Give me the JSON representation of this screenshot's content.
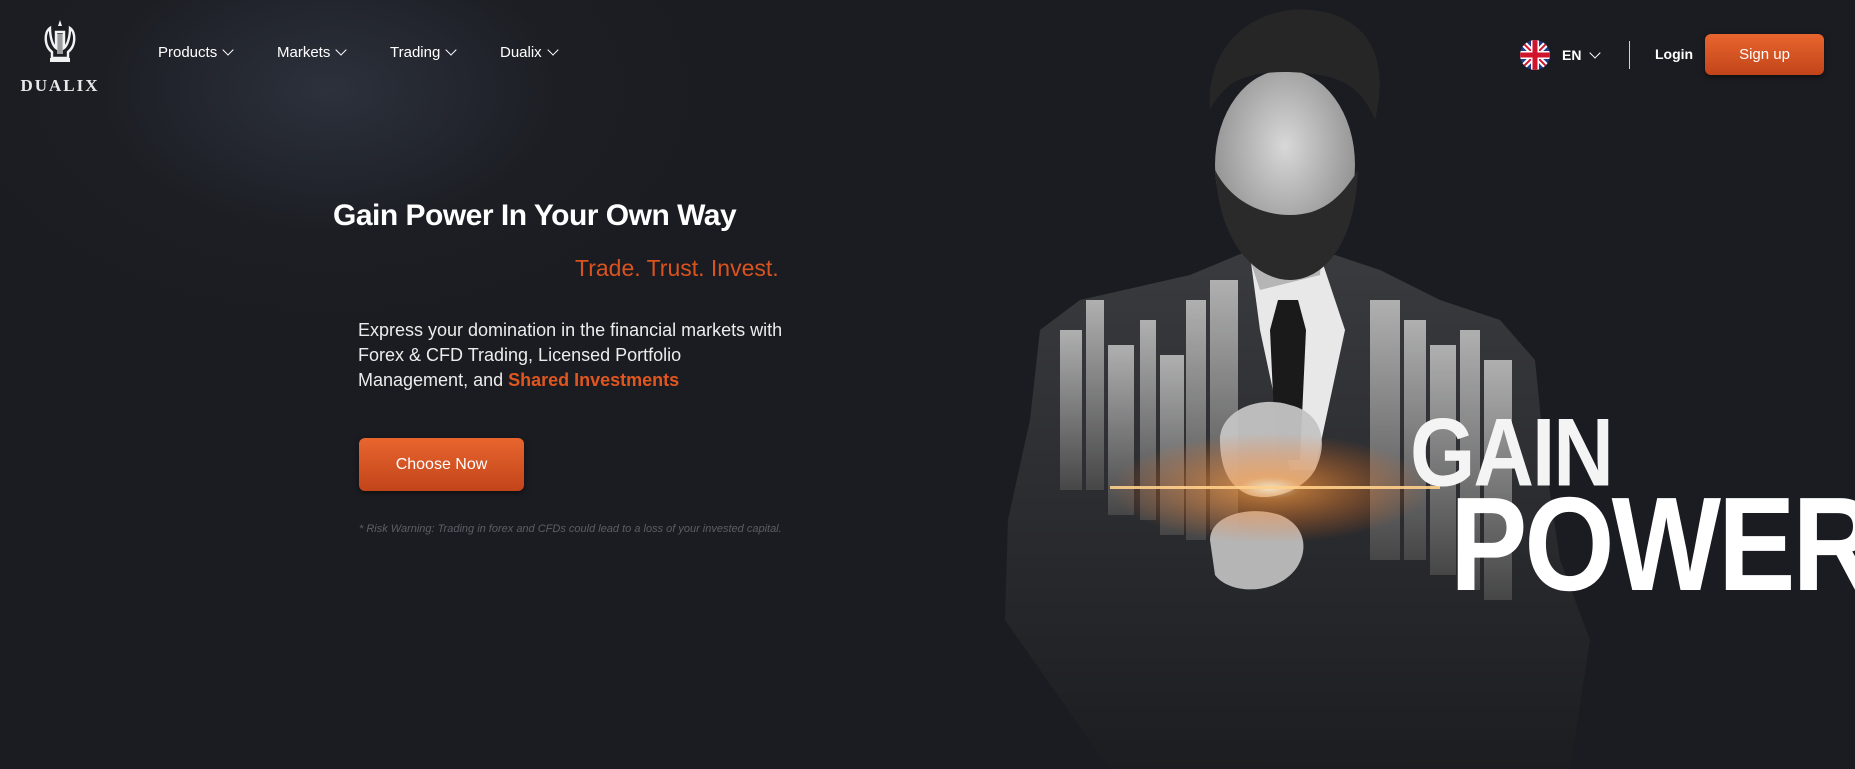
{
  "brand": {
    "name": "DUALIX"
  },
  "nav": {
    "items": [
      {
        "label": "Products"
      },
      {
        "label": "Markets"
      },
      {
        "label": "Trading"
      },
      {
        "label": "Dualix"
      }
    ]
  },
  "header": {
    "language": "EN",
    "login_label": "Login",
    "signup_label": "Sign up"
  },
  "hero": {
    "headline": "Gain Power In Your Own Way",
    "tagline": "Trade. Trust. Invest.",
    "description_prefix": "Express your domination in the financial markets with Forex & CFD Trading, Licensed Portfolio Management, and ",
    "description_highlight": "Shared Investments",
    "cta_label": "Choose Now",
    "risk_warning": "* Risk Warning: Trading in forex and CFDs could lead to a loss of your invested capital.",
    "art_line1": "GAIN",
    "art_line2": "POWER"
  },
  "icons": {
    "logo": "lyre-icon",
    "language_flag": "uk-flag-icon",
    "dropdown": "chevron-down-icon"
  },
  "colors": {
    "accent": "#d9531f",
    "button_top": "#e8652e",
    "button_bottom": "#c2441a",
    "background": "#1b1c21"
  }
}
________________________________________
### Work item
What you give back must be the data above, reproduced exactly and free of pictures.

### Answer area
Give me the JSON representation of this screenshot's content.
{
  "brand": {
    "name": "DUALIX"
  },
  "nav": {
    "items": [
      {
        "label": "Products"
      },
      {
        "label": "Markets"
      },
      {
        "label": "Trading"
      },
      {
        "label": "Dualix"
      }
    ]
  },
  "header": {
    "language": "EN",
    "login_label": "Login",
    "signup_label": "Sign up"
  },
  "hero": {
    "headline": "Gain Power In Your Own Way",
    "tagline": "Trade. Trust. Invest.",
    "description_prefix": "Express your domination in the financial markets with Forex & CFD Trading, Licensed Portfolio Management, and ",
    "description_highlight": "Shared Investments",
    "cta_label": "Choose Now",
    "risk_warning": "* Risk Warning: Trading in forex and CFDs could lead to a loss of your invested capital.",
    "art_line1": "GAIN",
    "art_line2": "POWER"
  },
  "icons": {
    "logo": "lyre-icon",
    "language_flag": "uk-flag-icon",
    "dropdown": "chevron-down-icon"
  },
  "colors": {
    "accent": "#d9531f",
    "button_top": "#e8652e",
    "button_bottom": "#c2441a",
    "background": "#1b1c21"
  }
}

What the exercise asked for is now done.